The cavalry started the war with the Plains Indians wars uniform, but when the change to khaki was mandated, they were better equipped: existing "stable uniforms" in khaki akready existed. This meant that in the field, cavalry was seen wearing khaki trousers, but, as with the infantry and marines, the dark blue shirt was worn in the field, without the khaki jacket. Chevrons and so forth were yellow, that being the cavalry color. Apparently, trouser stripes were not found on the khaki trousers. Cartridge belts were of a tan color, and boots were of black leather. Horse furniture was also black, with a dark blue saddle blanket. The slouch hat was the same as for the infantry. Scabbards were of silver metal. Other equipment was as for the infantry.
The artillery dressed much as the infantry, although instead of white, the color of the trouser stripes (when appearing - mostly just noncoms) and chevrons was red. Volunteer artillery units wore a khaki jacket, with red collar, cuffs, and shoulder straps, but with sky-blue trousers with red trouser stripe. The slouch hat was often worn with a red cord and tassel. The Astor battery wore a completely khaki uniform, with red trouser stripes, epaulettes, and pocket flaps. They also wore a khaki sun helmet instead of the usual slouch hat, although some depictions have them in the more usual headgear.
Note that machinegun crews were generally made up of infantrymen, rather than artillerists.
Officers bought their own uniforms, so there was a great deal of variation seen here. They tended to dress like their men, but with more use of the branch of service color on the collar, cuffs, and trouser-stripe, and with the khaki jacket more often in evidence, usually with shoulder straps.
The U.S. troops absolutely believed in carrying battle flags (without smokeless powder, why not? It's not like the enemy can't see you...) These were of the pattern familiar from the American Civil War and Plains Indians wars: both the dark-blue regimental and "stars and stripes" national colors were carried. (Photographs show cavalry using the rectangular patterns, rather than guidons.) According to Novak, Montana and North Dakota used the volunteer's battle flags as the basis for their state flags.

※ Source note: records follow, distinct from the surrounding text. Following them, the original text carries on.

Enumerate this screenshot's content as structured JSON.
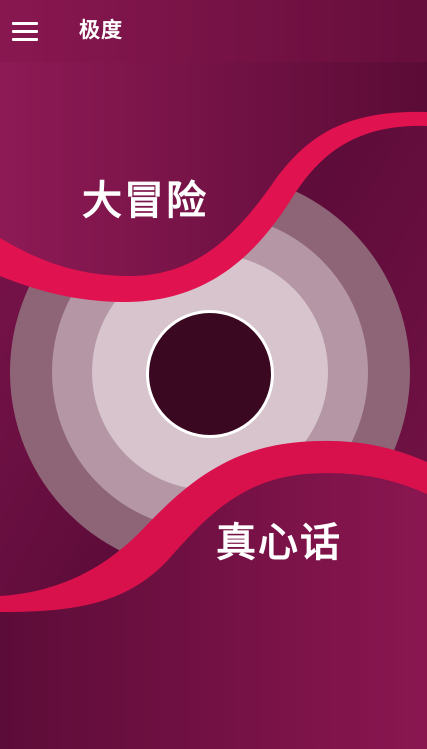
{
  "header": {
    "title": "极度",
    "menu_icon": "hamburger-menu-icon"
  },
  "options": {
    "dare_label": "大冒险",
    "truth_label": "真心话"
  },
  "colors": {
    "background": "#6e0f45",
    "ribbon_accent": "#e0124f",
    "ring_outer": "#a07f8f",
    "ring_inner": "#d9c6cf",
    "center": "#3b0822",
    "text": "#ffffff"
  }
}
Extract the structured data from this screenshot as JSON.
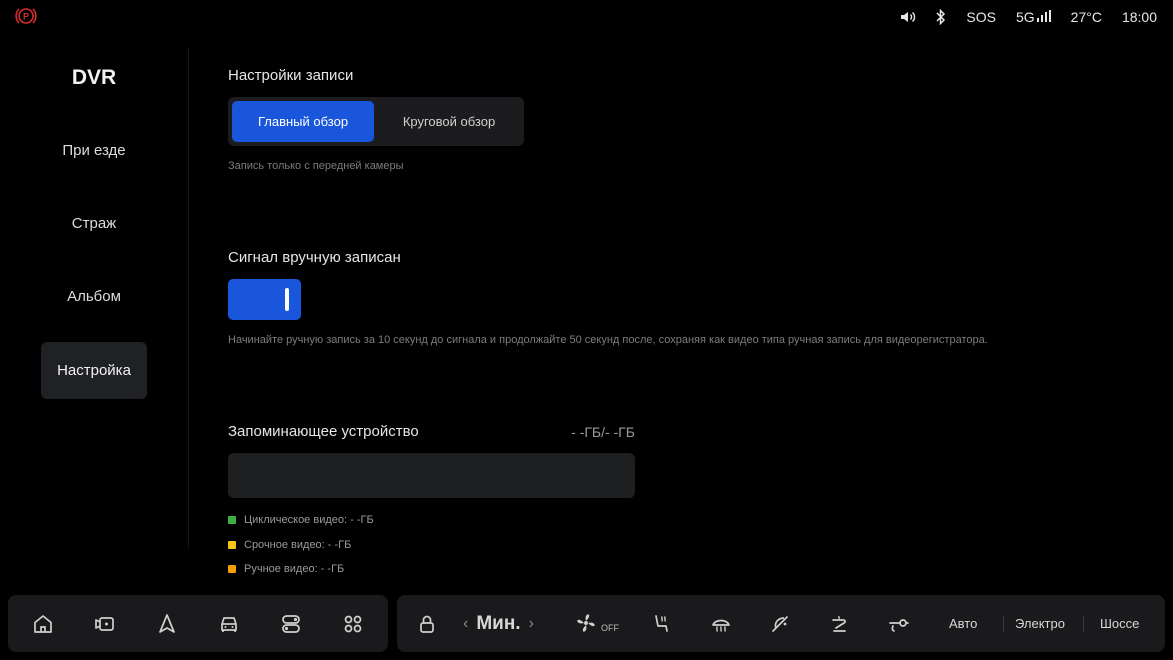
{
  "status_bar": {
    "sos_label": "SOS",
    "network_label": "5G",
    "temperature": "27°C",
    "time": "18:00",
    "icons": [
      "parking-brake-icon",
      "volume-icon",
      "bluetooth-icon",
      "signal-bars-icon"
    ],
    "alert_color": "#d32f2f"
  },
  "sidebar": {
    "title": "DVR",
    "items": [
      {
        "label": "При езде",
        "active": false
      },
      {
        "label": "Страж",
        "active": false
      },
      {
        "label": "Альбом",
        "active": false
      },
      {
        "label": "Настройка",
        "active": true
      }
    ]
  },
  "recording": {
    "title": "Настройки записи",
    "options": [
      "Главный обзор",
      "Круговой обзор"
    ],
    "selected": "Главный обзор",
    "hint": "Запись только с передней камеры"
  },
  "manual_signal": {
    "title": "Сигнал вручную записан",
    "enabled": true,
    "hint": "Начинайте ручную запись за 10 секунд до сигнала и продолжайте 50 секунд после, сохраняя как видео типа ручная запись для видеорегистратора."
  },
  "storage": {
    "title": "Запоминающее устройство",
    "value": "- -ГБ/- -ГБ",
    "legend": [
      {
        "label": "Циклическое видео: - -ГБ",
        "color": "#3cb043"
      },
      {
        "label": "Срочное видео: - -ГБ",
        "color": "#f5c518"
      },
      {
        "label": "Ручное видео: - -ГБ",
        "color": "#f59e0b"
      }
    ]
  },
  "dock": {
    "left_icons": [
      "home-icon",
      "dvr-camera-icon",
      "navigation-icon",
      "car-icon",
      "toggle-switches-icon",
      "apps-grid-icon"
    ],
    "fan_speed": "Мин.",
    "fan_state": "OFF",
    "modes": [
      "Авто",
      "Электро",
      "Шоссе"
    ]
  },
  "accent_color": "#1a56db"
}
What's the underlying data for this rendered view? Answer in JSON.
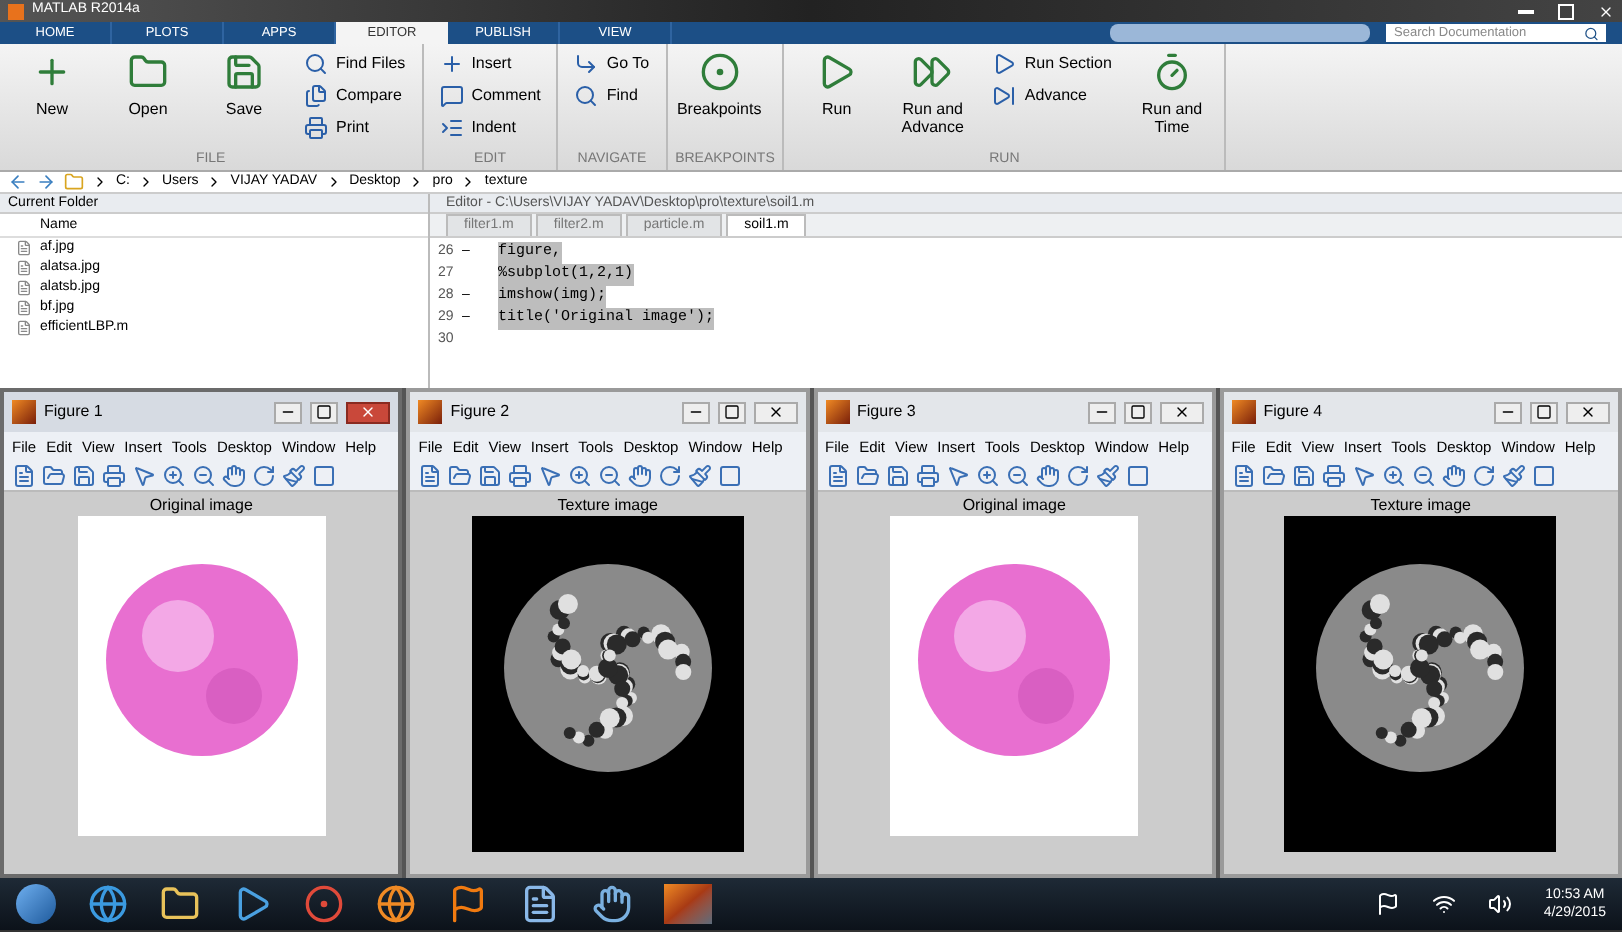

A very large proportion of the U.S. troops that fought in this war were from colored regiments: the entire regular colored infantry participated, as well as colored cavalry regiments. Look at some orders of battle before deciding to paint everyone's skin white!